Mao Ye grad, who was announced as the new student trustee this week after two of his opponents were disqualified, earned more votes than the other candidates even before the disqualifications were taken into account, according to vote totals released by the Office of Assemblies.
Of the 3047 votes counted, they were distributed in the initial count with 886 for Mao Ye grad, 825 for Joe Rudnick ’08, 496 for Dave Kurczewski grad and 840 for Ray Taylor ’07.
The votes were tabulated by Election Trust, an outside vendor, using the Hare-Clarke system, meaning that second and third choices were taken into account in the results.
“When you have a Hare system election, it’s important to vote your entire preference,” said faculty trustee Kathleen Rasmussen, chair of the Trustee Nominating Committee and professor in nutritional science.
In this system, the votes of the candidate with the fewest votes in the initial count are added among the remaining three according to second choices. The process is then repeated until all of the preferences have been accounted for and a winner is selected.
In this election, Rudnick was disqualified resulting in his 825 votes being added to the other three candidates according to their second choices and then Taylor was subsequently withdrawn from the race with his votes going to the remaining two candidates according to their third choices.
In the end, Ye was elected with 1389 votes over Kurczewski’s 1216.
About 15 percent of the total votes were “exhausted” meaning that they did not contribute to Ye or Kurczewski because these voters had not given third or fourth choices or had not included either of the two candidates in their preferences.
“I don’t think there is a problem with the voting system,” said David Cameron, interim assemblies coordinator. “It’s just important for voters to fill out all of the boxes because this is an example of how those other boxes do make a difference.”
With the disqualification of two student trustee candidates, students were essentially casting their votes for one of two candidates.
“The Trustee Nominating Committee really did a disservice to the Cornell community by disqualifying 50 percent of the candidates over a technicality in the rules,” Rudnick said.

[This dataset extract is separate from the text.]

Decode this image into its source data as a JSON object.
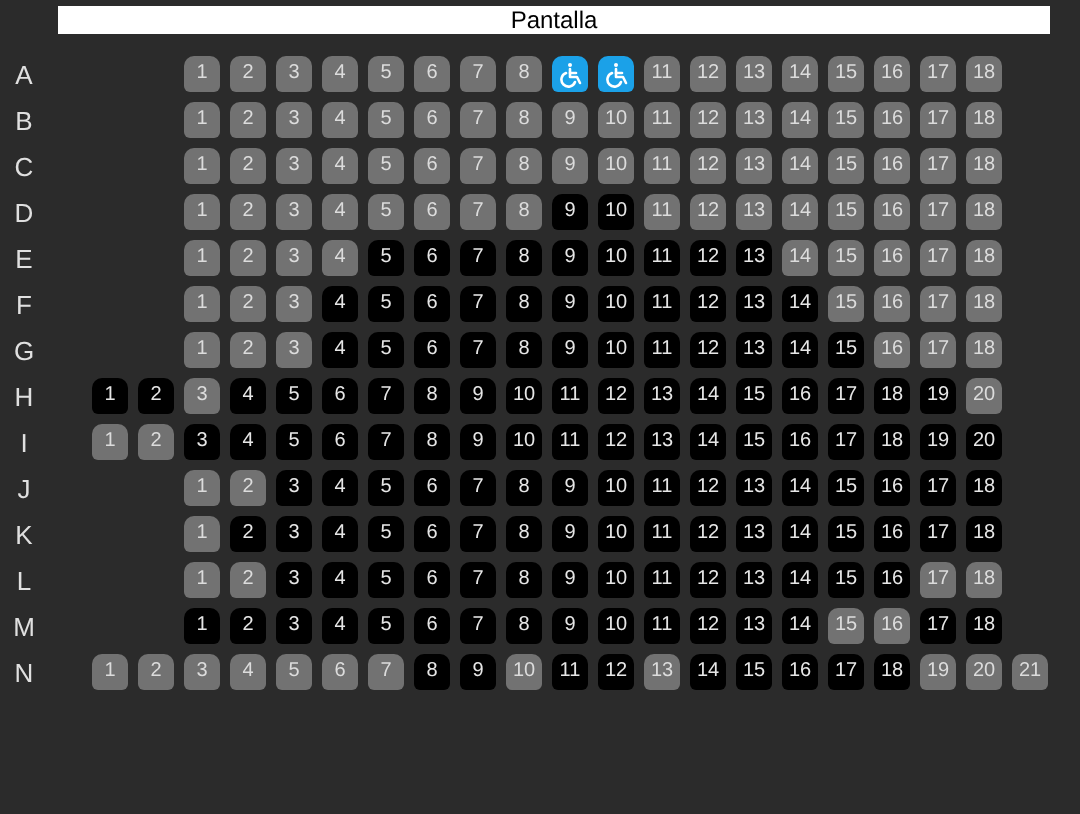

According to a statement released by the committee, Rudnick was disqualified for connections to the Clean Slate ticket and Taylor was disqualified for improper use of mailing lists and affiliation with the “University Voice coalition.
Associate Ombudsman Ronald A. Bricker hears appeals to challenges made against the candidates but the final decisions regarding the challenges rest with the committee members. In a letter Bricker wrote to the committee and candidates, he said: “Rudnick and Taylor … after investing substantial effort in the election process, both were disqualified through the application of rules which are problematic … As the rules currently stand, the actions of individuals over whom candidates have no real control can result in their disqualification.”
Rudnick suggested allowing an independent party – for example, the ombudsman – to decide on appeals rather than the committee members.
He said that the rule under which he was disqualified was designed to dissociate student trustee elections from other elections and the real way to accomplish this would be to hold the trustee elections at a completely different time from Student Assembly elections.
According to Rasmussen, the committee will discuss the possibility of holding the two elections at different times in its upcoming meeting.
Another member of the committee, Michael Walsh grad said “It was clear that [the two candidates] were loosely affiliated with slates and there was evidence received from each candidate that they were affiliated with slates … I think that by separating the two elections we won’t run into the same problem.”
He added, “if the two candidates had not challenged each other, we would’ve had nothing in front of us … to use as evidence to disqualify them.”
Student Trustee Doug Mitarotonda grad agreed with the idea of separating the two elections.
“If [the elections] are on different dates, it’s harder to tie the elections together, which was one of the reasons the candidates were disqualified,” he said.
With the election of Ye as the second student trustee, both student representatives to the Board of Trustees will be graduate students. Mitarotonda said that it’s not ideal situation, but that until recently there have always been two undergraduate student trustees.
Rudnick suggested creating two undergraduate trustee seats and one graduate student trustee position to better represent the Cornell community.
Archived article by Vanessa Hoffman
Sun City Editor